A US university saw its network traffic slow to a crawl thanks to an IoT malware infection that hit, among other things, its vending machines.
The unnamed university had its story told by Verizon Enterprise in a sneak preview [PDF] of its 2017 Data Breach Digest report.
The story, as told by an also unnamed senior IT staffer, goes like this: the university's network had been slowing to a crawl, prompting complaints from students. Upon investigating, the IT staff found that the school's DNS servers were buckling under heavy traffic loads.
Much of the lookup traffic (requesting seafood-related subdomains, oddly) was suspected to be from a botnet. After some investigation, the staff found that over 5,000 IoT (Internet of Things) devices around the campus – including vending machines – had been infected with malware through guessed default passwords and were being controlled remotely.
"Short of replacing every soda machine and lamp post, I was at a loss for how to remediate the situation," the IT admin writes. "We had known repeatable processes and procedures for replacing infrastructure and application servers, but nothing for an IoT outbreak."
Eventually, the staff were able to intercept network packets containing the plaintext password for the botnet.

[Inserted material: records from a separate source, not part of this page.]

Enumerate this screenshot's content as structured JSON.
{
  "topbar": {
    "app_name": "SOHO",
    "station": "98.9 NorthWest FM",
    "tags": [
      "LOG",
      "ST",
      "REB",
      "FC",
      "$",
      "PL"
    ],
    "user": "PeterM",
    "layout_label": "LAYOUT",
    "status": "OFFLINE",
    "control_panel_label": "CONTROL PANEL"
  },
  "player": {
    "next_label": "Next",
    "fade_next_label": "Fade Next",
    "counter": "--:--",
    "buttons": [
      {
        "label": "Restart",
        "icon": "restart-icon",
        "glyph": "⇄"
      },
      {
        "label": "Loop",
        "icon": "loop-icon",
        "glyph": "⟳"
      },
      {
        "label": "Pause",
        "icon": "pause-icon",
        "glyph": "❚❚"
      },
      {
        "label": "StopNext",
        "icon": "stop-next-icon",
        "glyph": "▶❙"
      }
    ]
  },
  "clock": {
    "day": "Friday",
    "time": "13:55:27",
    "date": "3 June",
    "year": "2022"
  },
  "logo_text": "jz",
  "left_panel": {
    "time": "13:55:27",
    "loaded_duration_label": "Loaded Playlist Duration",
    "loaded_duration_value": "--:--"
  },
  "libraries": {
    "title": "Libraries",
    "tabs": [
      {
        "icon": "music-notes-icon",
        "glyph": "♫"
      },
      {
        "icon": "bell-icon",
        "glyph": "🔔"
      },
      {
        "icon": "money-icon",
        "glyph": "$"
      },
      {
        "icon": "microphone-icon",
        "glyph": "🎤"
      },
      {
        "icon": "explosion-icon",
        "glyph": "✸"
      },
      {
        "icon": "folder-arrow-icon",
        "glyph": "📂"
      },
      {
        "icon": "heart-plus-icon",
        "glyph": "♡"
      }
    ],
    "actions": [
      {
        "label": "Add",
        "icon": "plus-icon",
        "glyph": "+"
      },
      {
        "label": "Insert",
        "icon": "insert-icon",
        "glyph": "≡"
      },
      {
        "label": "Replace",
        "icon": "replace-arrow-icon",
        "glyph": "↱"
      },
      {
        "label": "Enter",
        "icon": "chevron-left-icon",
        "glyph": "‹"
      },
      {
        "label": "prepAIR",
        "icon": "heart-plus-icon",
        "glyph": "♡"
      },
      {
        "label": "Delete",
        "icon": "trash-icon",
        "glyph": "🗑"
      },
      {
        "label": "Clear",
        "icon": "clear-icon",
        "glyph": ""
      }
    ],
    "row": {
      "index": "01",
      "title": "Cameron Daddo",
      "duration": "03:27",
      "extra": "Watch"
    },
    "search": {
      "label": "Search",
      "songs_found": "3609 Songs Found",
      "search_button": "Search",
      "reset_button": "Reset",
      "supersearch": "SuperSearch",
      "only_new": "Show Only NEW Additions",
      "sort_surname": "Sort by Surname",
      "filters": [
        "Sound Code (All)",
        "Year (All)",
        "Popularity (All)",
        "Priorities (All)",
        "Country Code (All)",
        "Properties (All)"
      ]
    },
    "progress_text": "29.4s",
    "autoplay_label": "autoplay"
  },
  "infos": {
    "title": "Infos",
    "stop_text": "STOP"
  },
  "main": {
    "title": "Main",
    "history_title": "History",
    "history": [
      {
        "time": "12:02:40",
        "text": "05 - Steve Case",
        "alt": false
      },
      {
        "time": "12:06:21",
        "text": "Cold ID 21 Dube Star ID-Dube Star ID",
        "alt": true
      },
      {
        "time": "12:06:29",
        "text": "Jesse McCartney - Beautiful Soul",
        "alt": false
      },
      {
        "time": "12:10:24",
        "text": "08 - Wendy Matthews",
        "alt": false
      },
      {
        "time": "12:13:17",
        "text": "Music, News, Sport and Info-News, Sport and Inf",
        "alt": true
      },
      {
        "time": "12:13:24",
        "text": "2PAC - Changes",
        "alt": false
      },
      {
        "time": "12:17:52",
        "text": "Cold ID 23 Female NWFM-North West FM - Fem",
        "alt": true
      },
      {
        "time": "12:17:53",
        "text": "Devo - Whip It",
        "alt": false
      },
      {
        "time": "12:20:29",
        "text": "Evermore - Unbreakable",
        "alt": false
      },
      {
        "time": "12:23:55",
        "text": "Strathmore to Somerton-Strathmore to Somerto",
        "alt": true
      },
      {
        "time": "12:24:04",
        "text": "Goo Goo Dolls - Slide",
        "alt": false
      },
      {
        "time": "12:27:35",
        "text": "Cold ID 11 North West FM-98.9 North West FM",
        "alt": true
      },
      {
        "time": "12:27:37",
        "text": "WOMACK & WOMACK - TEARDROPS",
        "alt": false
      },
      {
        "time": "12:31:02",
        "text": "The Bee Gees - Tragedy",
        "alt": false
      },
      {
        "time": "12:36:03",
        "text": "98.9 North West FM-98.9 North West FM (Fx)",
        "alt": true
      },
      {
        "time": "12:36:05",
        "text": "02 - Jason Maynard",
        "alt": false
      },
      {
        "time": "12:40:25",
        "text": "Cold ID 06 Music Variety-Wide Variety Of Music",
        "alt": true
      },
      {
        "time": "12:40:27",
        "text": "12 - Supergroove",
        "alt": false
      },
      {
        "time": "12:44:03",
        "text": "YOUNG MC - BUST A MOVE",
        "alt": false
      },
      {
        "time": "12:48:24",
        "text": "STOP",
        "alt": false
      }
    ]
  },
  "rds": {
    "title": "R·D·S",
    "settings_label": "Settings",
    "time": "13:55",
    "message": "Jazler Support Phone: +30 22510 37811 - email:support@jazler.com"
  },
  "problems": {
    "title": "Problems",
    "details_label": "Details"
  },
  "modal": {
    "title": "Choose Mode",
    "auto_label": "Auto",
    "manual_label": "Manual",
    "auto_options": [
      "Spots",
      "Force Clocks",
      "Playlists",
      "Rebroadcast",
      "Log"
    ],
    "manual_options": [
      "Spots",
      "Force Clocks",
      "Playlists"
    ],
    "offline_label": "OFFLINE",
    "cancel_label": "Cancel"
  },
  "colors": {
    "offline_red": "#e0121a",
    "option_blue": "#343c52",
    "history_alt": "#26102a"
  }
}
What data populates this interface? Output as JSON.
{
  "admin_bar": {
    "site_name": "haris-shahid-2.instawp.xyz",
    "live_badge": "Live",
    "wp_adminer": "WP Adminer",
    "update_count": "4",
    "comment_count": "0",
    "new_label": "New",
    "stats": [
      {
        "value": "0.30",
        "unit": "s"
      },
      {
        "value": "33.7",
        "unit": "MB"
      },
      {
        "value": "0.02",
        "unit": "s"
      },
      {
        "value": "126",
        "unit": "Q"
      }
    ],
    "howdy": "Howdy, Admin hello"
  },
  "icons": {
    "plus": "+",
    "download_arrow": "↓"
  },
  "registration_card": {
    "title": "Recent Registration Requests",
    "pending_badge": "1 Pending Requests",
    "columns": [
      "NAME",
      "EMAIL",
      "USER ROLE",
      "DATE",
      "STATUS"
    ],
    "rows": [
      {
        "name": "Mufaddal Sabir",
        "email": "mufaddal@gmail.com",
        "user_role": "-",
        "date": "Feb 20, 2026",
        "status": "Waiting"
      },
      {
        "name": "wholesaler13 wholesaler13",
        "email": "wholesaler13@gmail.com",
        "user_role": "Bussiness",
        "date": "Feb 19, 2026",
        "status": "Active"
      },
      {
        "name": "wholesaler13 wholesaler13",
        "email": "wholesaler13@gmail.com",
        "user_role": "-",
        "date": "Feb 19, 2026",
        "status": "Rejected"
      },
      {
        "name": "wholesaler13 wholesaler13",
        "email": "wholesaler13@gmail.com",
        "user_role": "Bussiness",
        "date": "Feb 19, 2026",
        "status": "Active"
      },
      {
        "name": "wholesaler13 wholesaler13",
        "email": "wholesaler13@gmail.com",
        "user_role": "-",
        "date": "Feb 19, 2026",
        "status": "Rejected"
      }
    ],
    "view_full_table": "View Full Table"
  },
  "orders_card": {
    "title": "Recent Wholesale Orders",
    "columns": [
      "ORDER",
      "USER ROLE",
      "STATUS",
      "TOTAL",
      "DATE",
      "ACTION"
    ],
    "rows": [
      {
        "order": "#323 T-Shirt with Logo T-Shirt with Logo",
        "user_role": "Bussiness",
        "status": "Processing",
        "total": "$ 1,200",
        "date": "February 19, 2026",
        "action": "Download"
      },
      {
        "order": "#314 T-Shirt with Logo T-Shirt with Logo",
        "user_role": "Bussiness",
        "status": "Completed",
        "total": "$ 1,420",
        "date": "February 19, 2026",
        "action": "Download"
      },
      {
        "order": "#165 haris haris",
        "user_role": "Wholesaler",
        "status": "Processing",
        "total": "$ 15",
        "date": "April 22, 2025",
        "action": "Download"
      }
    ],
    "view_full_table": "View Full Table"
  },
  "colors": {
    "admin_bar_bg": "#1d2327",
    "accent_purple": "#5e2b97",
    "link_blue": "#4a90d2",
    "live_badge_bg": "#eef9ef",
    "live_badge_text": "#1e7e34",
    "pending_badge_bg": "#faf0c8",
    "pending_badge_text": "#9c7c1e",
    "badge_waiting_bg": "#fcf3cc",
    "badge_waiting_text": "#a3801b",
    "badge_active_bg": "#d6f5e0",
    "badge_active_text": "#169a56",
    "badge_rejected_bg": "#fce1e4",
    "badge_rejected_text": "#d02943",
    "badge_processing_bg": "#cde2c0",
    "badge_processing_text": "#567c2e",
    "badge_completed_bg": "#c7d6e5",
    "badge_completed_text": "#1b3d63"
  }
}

From there, they wrote a script that scrubbed the malware from all of the infected machines on campus.
The lesson? Our anonymous uni IT bod recommends that companies pay close attention to the network settings for IoT devices and, where possible, separate them from access to the internet and to other devices. The author also advises including IoT devices alongside regular IT asset inventories and using basic security measures like changing default credentials and rotating strong Wi-Fi network passwords.
"Short lived as it was, the impact from severing all of our IoT devices from the internet during that brief period of time was noticeable across the campus – and we were determined never to have a repeat incident," the IT staffer writes. ®